Under unsupervised learning, the machine is given a training set without classifications. It must create its own classifications for the data. For superheroes, the machine may place them in categories based on their costume colour, their superpowers, their intelligence, or their values.

While the applications to superheroes are endless, machine learning is being deployed to evaluate real people by human resources companies. Restless Bandit, a talent recruitment company, is in this business. According to an article by Fortune, Restless Bandit has used 102 million job descriptions and 30 million resumes to create its machine learning model. Clients of Restless Bandit are generally companies with more than 1,000 employees with at least 25,000 to 50,000 resumes in their applicant tracking systems. Restless Bandit’s machine learning software will sort through these resumes already on file and make recommendations for hiring.
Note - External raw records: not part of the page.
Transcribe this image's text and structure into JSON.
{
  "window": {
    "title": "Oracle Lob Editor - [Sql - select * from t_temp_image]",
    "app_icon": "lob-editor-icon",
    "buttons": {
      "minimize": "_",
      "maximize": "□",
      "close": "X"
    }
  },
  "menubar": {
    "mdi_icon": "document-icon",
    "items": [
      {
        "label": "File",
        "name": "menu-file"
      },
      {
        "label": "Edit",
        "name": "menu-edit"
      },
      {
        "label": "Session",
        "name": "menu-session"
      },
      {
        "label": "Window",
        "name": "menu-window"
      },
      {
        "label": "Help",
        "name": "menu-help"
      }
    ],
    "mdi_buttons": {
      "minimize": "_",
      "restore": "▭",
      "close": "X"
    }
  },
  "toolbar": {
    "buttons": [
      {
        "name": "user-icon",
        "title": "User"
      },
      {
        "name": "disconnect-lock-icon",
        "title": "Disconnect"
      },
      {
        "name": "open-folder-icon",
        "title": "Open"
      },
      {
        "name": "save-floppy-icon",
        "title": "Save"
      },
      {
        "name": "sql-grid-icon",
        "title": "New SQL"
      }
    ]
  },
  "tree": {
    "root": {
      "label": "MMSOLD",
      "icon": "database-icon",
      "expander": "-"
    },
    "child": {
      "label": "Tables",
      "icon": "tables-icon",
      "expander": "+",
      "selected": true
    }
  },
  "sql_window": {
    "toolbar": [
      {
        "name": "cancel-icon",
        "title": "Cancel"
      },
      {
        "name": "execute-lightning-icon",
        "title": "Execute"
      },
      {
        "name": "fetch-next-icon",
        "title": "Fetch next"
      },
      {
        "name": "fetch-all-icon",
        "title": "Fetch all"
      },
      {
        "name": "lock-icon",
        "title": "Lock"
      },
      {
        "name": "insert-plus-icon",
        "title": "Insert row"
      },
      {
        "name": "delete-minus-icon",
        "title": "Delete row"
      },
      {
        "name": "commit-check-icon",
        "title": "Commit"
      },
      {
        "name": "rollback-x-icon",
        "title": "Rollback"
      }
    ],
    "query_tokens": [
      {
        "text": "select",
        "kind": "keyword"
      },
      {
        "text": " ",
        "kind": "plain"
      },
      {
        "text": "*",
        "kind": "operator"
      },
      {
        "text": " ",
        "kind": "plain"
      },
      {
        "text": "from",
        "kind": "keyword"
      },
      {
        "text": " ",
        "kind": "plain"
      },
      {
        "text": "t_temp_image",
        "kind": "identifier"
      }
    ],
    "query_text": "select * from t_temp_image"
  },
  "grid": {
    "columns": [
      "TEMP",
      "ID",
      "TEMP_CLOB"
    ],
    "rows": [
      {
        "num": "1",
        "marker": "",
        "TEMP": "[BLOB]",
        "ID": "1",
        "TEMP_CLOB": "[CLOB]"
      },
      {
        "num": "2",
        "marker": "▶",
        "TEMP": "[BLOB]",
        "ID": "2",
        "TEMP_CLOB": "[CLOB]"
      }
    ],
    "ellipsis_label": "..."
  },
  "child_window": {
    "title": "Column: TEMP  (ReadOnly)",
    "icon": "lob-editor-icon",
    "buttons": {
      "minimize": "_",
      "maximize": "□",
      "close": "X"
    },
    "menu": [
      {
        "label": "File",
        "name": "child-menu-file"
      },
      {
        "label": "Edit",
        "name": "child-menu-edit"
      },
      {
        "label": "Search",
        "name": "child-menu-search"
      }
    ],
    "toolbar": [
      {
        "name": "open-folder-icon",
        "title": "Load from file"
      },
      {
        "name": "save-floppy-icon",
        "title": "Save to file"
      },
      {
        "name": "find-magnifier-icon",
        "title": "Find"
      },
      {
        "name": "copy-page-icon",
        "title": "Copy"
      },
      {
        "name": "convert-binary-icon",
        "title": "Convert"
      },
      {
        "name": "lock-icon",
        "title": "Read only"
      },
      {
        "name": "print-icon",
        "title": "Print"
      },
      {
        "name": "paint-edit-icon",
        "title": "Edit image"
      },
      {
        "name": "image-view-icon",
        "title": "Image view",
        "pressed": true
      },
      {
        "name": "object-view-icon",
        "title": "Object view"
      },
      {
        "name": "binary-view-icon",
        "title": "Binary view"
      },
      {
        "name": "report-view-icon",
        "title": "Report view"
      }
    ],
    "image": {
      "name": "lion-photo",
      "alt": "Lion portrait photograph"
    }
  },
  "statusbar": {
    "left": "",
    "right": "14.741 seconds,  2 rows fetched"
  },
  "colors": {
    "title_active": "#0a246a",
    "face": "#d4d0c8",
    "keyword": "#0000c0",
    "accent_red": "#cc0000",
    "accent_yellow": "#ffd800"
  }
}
Such algorithm-based screening can help rid the hiring process of human biases. However, such algorithms can also be biased. It depends on the data given to the machine for training.
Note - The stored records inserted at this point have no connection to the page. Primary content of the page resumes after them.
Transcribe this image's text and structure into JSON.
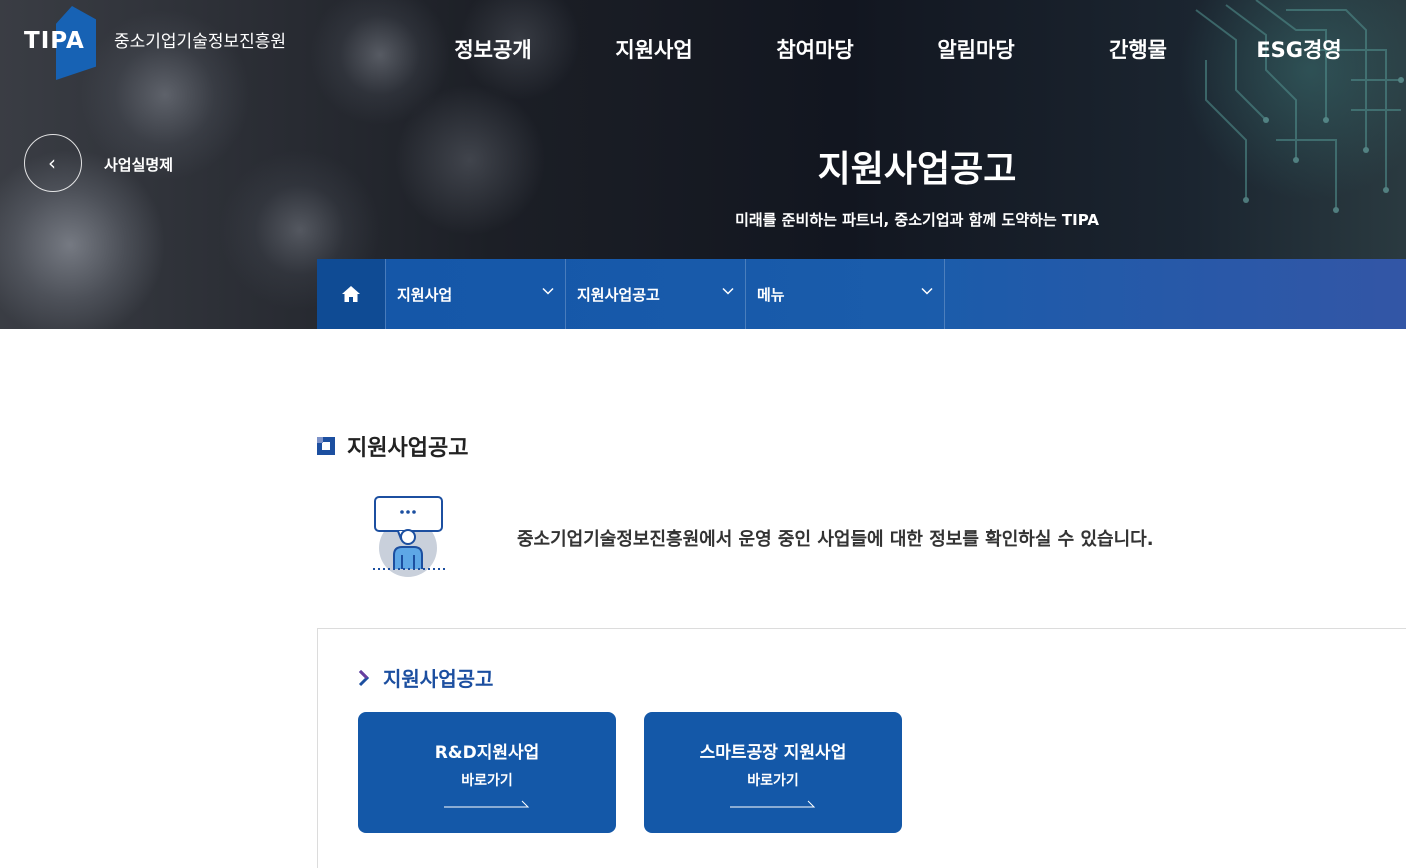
{
  "header": {
    "logo_mark": "TIPA",
    "logo_name": "중소기업기술정보진흥원",
    "nav": [
      "정보공개",
      "지원사업",
      "참여마당",
      "알림마당",
      "간행물",
      "ESG경영"
    ]
  },
  "hero": {
    "back_label": "사업실명제",
    "title": "지원사업공고",
    "subtitle": "미래를 준비하는 파트너, 중소기업과 함께 도약하는 TIPA"
  },
  "location": {
    "items": [
      "지원사업",
      "지원사업공고",
      "메뉴"
    ]
  },
  "content": {
    "section_title": "지원사업공고",
    "intro": "중소기업기술정보진흥원에서 운영 중인 사업들에 대한 정보를 확인하실 수 있습니다.",
    "sub_title": "지원사업공고",
    "cards": [
      {
        "title": "R&D지원사업",
        "go": "바로가기"
      },
      {
        "title": "스마트공장 지원사업",
        "go": "바로가기"
      }
    ]
  },
  "colors": {
    "brand_blue": "#1458a8",
    "nav_dark": "#0f4b94",
    "title_blue": "#1c4fa0"
  }
}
For example, biases could occur if a company creates an algorithm using machine learning to capture a tech company’s hiring pattern. If the inputs for the machine include the gender of the applicant, the machine could determine that most successful candidates are men and thus use this criterion in the future evaluation of candidates. Therefore, the underrepresentation of women in the tech sector is used by the machine to discriminate against women.

Discrimination in algorithms could have other troubling policy implications, like The Economist notes in the expanding use of big data in financial services. Much like Restless Bandit, financial firms can use the swathes of data they have on their clients to spot patterns. These patterns may reveal more than we want them to know. The machine may find that people from a certain ethnic group are more likely to default on their loans, and thus become biased against them. Insurance companies already predict losses and premiums without machine learning—for example, that people living in certain neighbourhoods are more likely to be in car accidents.

Yet with machine learning, financial firms may start offering increased levels of differentiated services. People with backgrounds that put them at increased probability of a default may see higher interest rates on their debt. On the flip side, people with “better” backgrounds may see lower interest rates.

Canada will need to prepare for how such discrimination based on machine learning should be handled. There are economic arguments to be made here. Such “differentiation of services” is already done by insurance companies. If you have diabetes in the U.S., you’re going to pay more, despite your healthy diet. But with the ability of machine learning to spot much finer-grained patterns than ever before, this will not be “differentiation of services” as much as it will be discrimination. Is it fair that someone may pay more for the same loan because they come from a neighbourhood of defaulters? Can a person be so easily profiled through this new technology and be forced to pay for things out of their control? The Algorithmic Justice League, featured in Bloomberg Businessweek, cares about such issues inherent in machine learning, and so should we.

Aniket is a 2018 Master in Public Policy candidate at the University of Toronto’s School of Public Policy and Governance. He studied philosophy and English literature at UBC. His policy interests include education, urban, economic, and technology policy.